Try it - Set down the whole listing below exactly, without pictures.

Data -
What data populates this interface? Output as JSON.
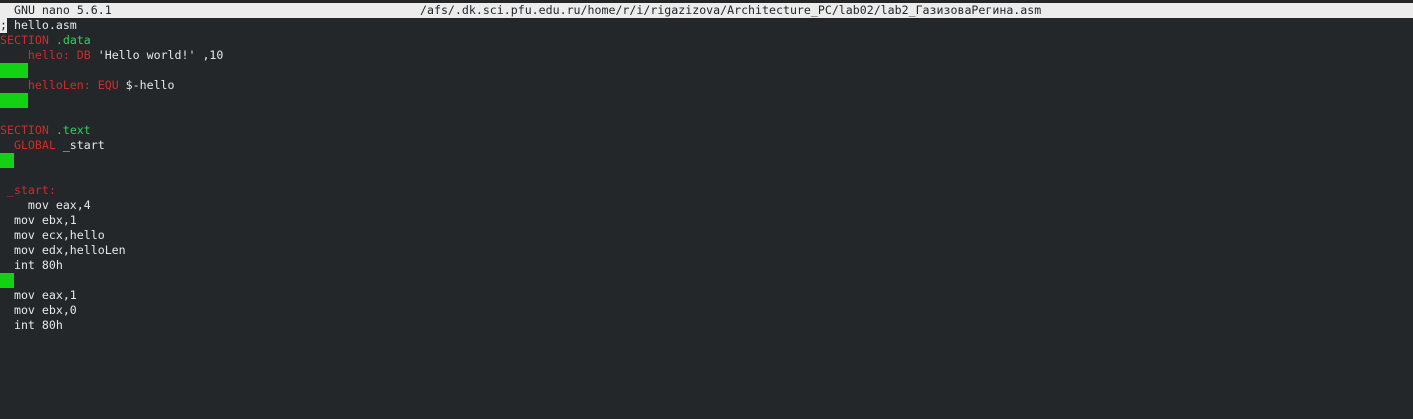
{
  "titlebar": {
    "version": "GNU nano 5.6.1",
    "path": "/afs/.dk.sci.pfu.edu.ru/home/r/i/rigazizova/Architecture_PC/lab02/lab2_ГазизоваРегина.asm"
  },
  "colors": {
    "background": "#232729",
    "text": "#e8e8e8",
    "keyword_red": "#d22a2a",
    "keyword_green": "#2fd15e",
    "trailing_whitespace": "#13d113",
    "titlebar_bg": "#ececec"
  },
  "editor": {
    "lines": [
      {
        "cursor": ";",
        "segments": [
          {
            "t": " hello.asm",
            "c": "default"
          }
        ]
      },
      {
        "segments": [
          {
            "t": "SECTION",
            "c": "red"
          },
          {
            "t": " .data",
            "c": "green"
          }
        ]
      },
      {
        "segments": [
          {
            "t": "    hello:",
            "c": "red"
          },
          {
            "t": " DB",
            "c": "red"
          },
          {
            "t": " 'Hello world!' ,10",
            "c": "default"
          }
        ]
      },
      {
        "ws": 4,
        "segments": []
      },
      {
        "segments": [
          {
            "t": "    helloLen:",
            "c": "red"
          },
          {
            "t": " EQU",
            "c": "red"
          },
          {
            "t": " $-hello",
            "c": "default"
          }
        ]
      },
      {
        "ws": 4,
        "segments": []
      },
      {
        "segments": []
      },
      {
        "segments": [
          {
            "t": "SECTION",
            "c": "red"
          },
          {
            "t": " .text",
            "c": "green"
          }
        ]
      },
      {
        "segments": [
          {
            "t": "  GLOBAL",
            "c": "red"
          },
          {
            "t": " _start",
            "c": "default"
          }
        ]
      },
      {
        "ws": 2,
        "segments": []
      },
      {
        "segments": []
      },
      {
        "segments": [
          {
            "t": " _start:",
            "c": "red"
          }
        ]
      },
      {
        "segments": [
          {
            "t": "    mov eax,4",
            "c": "default"
          }
        ]
      },
      {
        "segments": [
          {
            "t": "  mov ebx,1",
            "c": "default"
          }
        ]
      },
      {
        "segments": [
          {
            "t": "  mov ecx,hello",
            "c": "default"
          }
        ]
      },
      {
        "segments": [
          {
            "t": "  mov edx,helloLen",
            "c": "default"
          }
        ]
      },
      {
        "segments": [
          {
            "t": "  int 80h",
            "c": "default"
          }
        ]
      },
      {
        "ws": 2,
        "segments": []
      },
      {
        "segments": [
          {
            "t": "  mov eax,1",
            "c": "default"
          }
        ]
      },
      {
        "segments": [
          {
            "t": "  mov ebx,0",
            "c": "default"
          }
        ]
      },
      {
        "segments": [
          {
            "t": "  int 80h",
            "c": "default"
          }
        ]
      }
    ]
  }
}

Answer for this exercise -
What data populates this interface? Output as JSON.
{
  "titlebar": {
    "version": "GNU nano 5.6.1",
    "path": "/afs/.dk.sci.pfu.edu.ru/home/r/i/rigazizova/Architecture_PC/lab02/lab2_ГазизоваРегина.asm"
  },
  "colors": {
    "background": "#232729",
    "text": "#e8e8e8",
    "keyword_red": "#d22a2a",
    "keyword_green": "#2fd15e",
    "trailing_whitespace": "#13d113",
    "titlebar_bg": "#ececec"
  },
  "editor": {
    "lines": [
      {
        "cursor": ";",
        "segments": [
          {
            "t": " hello.asm",
            "c": "default"
          }
        ]
      },
      {
        "segments": [
          {
            "t": "SECTION",
            "c": "red"
          },
          {
            "t": " .data",
            "c": "green"
          }
        ]
      },
      {
        "segments": [
          {
            "t": "    hello:",
            "c": "red"
          },
          {
            "t": " DB",
            "c": "red"
          },
          {
            "t": " 'Hello world!' ,10",
            "c": "default"
          }
        ]
      },
      {
        "ws": 4,
        "segments": []
      },
      {
        "segments": [
          {
            "t": "    helloLen:",
            "c": "red"
          },
          {
            "t": " EQU",
            "c": "red"
          },
          {
            "t": " $-hello",
            "c": "default"
          }
        ]
      },
      {
        "ws": 4,
        "segments": []
      },
      {
        "segments": []
      },
      {
        "segments": [
          {
            "t": "SECTION",
            "c": "red"
          },
          {
            "t": " .text",
            "c": "green"
          }
        ]
      },
      {
        "segments": [
          {
            "t": "  GLOBAL",
            "c": "red"
          },
          {
            "t": " _start",
            "c": "default"
          }
        ]
      },
      {
        "ws": 2,
        "segments": []
      },
      {
        "segments": []
      },
      {
        "segments": [
          {
            "t": " _start:",
            "c": "red"
          }
        ]
      },
      {
        "segments": [
          {
            "t": "    mov eax,4",
            "c": "default"
          }
        ]
      },
      {
        "segments": [
          {
            "t": "  mov ebx,1",
            "c": "default"
          }
        ]
      },
      {
        "segments": [
          {
            "t": "  mov ecx,hello",
            "c": "default"
          }
        ]
      },
      {
        "segments": [
          {
            "t": "  mov edx,helloLen",
            "c": "default"
          }
        ]
      },
      {
        "segments": [
          {
            "t": "  int 80h",
            "c": "default"
          }
        ]
      },
      {
        "ws": 2,
        "segments": []
      },
      {
        "segments": [
          {
            "t": "  mov eax,1",
            "c": "default"
          }
        ]
      },
      {
        "segments": [
          {
            "t": "  mov ebx,0",
            "c": "default"
          }
        ]
      },
      {
        "segments": [
          {
            "t": "  int 80h",
            "c": "default"
          }
        ]
      }
    ]
  }
}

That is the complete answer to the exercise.